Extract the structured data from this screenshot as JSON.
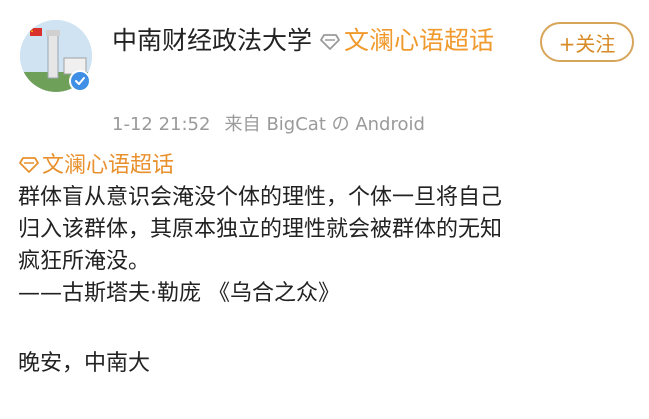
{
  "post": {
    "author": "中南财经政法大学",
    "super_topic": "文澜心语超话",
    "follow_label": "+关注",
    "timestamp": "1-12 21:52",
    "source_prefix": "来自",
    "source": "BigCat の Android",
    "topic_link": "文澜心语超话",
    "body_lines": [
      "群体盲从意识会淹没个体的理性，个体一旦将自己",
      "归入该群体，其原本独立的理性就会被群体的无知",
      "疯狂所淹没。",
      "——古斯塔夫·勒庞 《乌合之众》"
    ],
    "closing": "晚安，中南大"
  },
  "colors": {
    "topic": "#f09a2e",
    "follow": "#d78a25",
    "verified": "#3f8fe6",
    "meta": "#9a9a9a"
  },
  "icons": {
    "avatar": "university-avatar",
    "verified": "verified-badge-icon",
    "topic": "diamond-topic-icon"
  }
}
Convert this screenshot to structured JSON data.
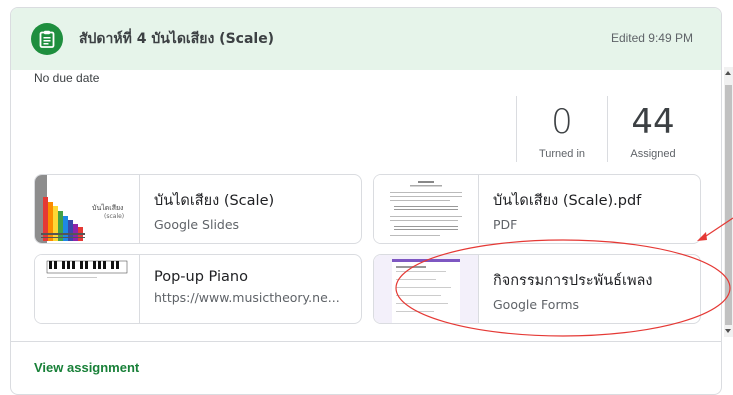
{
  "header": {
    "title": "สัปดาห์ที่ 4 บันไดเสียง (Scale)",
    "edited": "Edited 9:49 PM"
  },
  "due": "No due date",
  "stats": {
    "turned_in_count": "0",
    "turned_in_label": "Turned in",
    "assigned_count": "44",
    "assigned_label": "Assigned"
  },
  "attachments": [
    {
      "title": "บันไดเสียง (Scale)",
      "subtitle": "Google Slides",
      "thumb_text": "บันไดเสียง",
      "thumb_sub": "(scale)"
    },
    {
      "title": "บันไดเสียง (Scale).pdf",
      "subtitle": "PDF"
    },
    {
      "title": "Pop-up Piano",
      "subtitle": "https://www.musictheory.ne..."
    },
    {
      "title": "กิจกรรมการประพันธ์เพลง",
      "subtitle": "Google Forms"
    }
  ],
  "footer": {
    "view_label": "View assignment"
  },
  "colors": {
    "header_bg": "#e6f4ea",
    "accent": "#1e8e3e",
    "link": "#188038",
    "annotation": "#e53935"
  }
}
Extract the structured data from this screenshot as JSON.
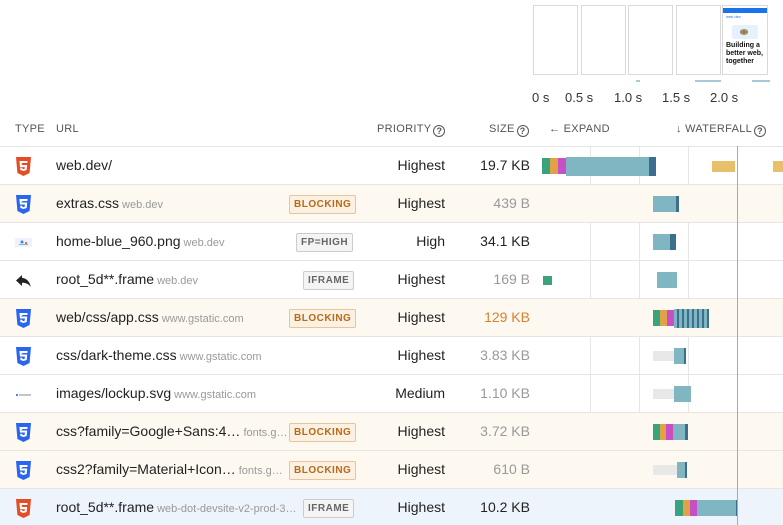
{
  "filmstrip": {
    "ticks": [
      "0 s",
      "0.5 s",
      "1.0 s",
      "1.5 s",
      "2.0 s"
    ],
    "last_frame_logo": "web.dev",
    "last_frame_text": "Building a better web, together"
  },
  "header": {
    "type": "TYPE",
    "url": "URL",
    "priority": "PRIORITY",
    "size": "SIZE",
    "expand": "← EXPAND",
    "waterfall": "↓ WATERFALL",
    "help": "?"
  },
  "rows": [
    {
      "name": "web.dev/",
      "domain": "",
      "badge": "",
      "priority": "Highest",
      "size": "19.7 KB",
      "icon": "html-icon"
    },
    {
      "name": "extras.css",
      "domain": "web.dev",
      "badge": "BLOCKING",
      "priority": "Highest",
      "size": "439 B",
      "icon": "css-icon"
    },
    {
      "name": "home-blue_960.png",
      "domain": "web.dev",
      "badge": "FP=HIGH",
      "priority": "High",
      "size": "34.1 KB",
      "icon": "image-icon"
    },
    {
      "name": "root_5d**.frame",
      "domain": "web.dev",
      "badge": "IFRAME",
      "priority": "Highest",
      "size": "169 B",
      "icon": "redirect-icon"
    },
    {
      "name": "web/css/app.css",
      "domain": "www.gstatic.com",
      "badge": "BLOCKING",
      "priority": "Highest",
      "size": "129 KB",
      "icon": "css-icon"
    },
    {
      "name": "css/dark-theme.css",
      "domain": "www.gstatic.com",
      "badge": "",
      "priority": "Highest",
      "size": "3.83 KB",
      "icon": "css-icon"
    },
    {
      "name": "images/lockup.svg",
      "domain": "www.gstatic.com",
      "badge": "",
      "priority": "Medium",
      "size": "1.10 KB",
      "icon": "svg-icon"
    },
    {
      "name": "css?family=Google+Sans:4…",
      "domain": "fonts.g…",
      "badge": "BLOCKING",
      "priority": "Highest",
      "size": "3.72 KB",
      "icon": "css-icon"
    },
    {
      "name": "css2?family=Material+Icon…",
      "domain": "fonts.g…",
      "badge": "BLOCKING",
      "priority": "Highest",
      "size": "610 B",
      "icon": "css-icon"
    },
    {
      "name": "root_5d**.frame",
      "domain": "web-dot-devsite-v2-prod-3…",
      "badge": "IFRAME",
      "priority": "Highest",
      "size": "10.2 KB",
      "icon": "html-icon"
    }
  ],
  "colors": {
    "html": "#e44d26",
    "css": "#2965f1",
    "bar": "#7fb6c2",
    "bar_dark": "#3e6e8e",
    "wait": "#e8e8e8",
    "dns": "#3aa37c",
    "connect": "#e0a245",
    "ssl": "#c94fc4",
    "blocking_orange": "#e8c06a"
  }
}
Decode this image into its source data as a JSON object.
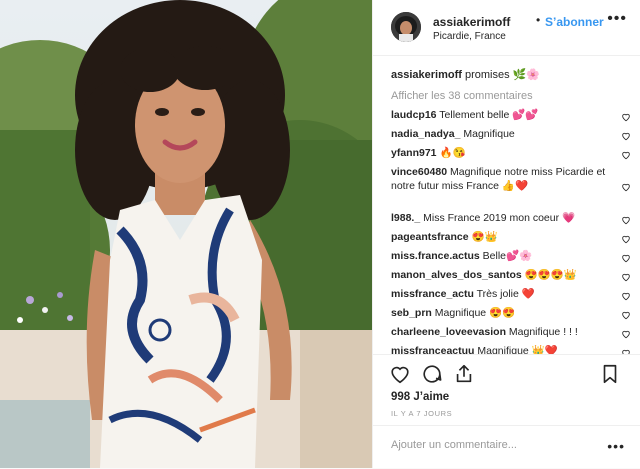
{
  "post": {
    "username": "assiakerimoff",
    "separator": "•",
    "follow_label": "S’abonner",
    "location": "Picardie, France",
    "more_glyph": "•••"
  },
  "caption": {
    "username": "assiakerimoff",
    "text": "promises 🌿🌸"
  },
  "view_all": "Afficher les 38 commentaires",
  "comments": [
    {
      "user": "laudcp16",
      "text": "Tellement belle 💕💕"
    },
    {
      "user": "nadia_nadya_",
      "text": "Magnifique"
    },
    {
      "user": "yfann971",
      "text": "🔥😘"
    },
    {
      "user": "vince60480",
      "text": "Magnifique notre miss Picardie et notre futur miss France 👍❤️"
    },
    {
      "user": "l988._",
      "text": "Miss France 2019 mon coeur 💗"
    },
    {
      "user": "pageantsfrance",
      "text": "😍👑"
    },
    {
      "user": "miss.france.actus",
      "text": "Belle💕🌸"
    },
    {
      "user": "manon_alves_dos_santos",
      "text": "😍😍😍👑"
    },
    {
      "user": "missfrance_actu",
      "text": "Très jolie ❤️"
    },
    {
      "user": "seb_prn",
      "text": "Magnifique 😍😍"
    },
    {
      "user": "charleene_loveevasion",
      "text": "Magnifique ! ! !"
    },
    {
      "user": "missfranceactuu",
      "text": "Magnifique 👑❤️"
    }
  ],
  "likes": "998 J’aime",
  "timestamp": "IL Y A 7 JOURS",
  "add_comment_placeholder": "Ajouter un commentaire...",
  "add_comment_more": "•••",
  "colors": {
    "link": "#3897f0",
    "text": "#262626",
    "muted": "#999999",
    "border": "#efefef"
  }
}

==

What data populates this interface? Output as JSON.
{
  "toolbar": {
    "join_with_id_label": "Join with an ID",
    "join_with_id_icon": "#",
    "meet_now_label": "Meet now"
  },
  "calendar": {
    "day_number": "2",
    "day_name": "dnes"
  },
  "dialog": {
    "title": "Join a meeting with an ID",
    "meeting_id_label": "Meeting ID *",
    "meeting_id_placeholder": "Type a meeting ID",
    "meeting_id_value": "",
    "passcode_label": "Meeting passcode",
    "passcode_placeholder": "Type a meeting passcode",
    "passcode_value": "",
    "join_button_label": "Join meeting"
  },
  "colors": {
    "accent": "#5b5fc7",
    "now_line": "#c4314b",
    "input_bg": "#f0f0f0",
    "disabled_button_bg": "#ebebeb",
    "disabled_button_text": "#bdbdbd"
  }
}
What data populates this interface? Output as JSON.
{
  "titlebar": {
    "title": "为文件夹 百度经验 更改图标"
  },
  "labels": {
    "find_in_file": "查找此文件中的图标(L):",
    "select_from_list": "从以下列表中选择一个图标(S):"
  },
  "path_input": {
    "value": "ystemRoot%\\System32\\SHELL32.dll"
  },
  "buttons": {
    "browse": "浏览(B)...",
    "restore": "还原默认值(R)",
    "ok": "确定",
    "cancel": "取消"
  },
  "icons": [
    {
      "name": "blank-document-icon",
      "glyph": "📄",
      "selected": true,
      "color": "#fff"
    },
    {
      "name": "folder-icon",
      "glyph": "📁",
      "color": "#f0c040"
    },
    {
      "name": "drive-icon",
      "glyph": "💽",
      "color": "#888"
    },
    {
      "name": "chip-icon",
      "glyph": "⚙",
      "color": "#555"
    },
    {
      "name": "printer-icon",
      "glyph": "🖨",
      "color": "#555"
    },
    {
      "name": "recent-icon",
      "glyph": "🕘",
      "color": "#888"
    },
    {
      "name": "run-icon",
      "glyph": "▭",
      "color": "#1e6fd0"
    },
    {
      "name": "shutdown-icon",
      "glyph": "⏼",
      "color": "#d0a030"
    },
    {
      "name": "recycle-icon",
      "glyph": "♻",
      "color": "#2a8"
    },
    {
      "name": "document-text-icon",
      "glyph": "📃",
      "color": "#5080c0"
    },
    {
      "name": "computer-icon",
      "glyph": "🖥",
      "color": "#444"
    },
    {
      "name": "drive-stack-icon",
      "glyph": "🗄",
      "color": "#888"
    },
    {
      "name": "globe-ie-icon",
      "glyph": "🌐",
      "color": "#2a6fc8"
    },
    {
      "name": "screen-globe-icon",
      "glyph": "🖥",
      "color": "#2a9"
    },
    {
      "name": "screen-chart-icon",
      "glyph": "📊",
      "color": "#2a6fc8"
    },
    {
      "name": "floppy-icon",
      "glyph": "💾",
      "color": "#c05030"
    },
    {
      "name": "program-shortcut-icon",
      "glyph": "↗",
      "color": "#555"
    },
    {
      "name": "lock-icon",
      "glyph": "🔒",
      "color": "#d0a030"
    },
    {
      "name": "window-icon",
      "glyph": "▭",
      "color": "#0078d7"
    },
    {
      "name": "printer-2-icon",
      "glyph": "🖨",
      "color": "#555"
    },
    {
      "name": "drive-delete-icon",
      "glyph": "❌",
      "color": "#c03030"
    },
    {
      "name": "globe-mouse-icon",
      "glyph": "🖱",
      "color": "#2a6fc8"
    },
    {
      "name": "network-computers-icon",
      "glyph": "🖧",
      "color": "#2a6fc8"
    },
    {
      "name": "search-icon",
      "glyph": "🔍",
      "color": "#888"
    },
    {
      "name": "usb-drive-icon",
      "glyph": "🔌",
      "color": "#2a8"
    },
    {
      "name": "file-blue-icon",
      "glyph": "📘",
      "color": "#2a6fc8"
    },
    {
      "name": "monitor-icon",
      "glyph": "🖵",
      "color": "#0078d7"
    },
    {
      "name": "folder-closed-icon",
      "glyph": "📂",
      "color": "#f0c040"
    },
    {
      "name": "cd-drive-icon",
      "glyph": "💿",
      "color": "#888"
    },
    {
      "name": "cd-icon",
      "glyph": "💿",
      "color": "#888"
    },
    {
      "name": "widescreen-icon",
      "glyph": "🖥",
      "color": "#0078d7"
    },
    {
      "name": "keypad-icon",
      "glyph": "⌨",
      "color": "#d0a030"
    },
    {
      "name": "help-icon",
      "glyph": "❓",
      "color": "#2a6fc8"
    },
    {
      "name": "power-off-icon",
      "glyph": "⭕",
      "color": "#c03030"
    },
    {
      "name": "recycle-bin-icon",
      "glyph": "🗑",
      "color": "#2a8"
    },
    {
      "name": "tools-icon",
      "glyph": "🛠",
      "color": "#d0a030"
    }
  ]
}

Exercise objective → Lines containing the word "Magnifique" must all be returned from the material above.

Result →
      "text": "Magnifique"
      "text": "Magnifique notre miss Picardie et notre futur miss France 👍❤️"
      "text": "Magnifique 😍😍"
      "text": "Magnifique ! ! !"
      "text": "Magnifique 👑❤️"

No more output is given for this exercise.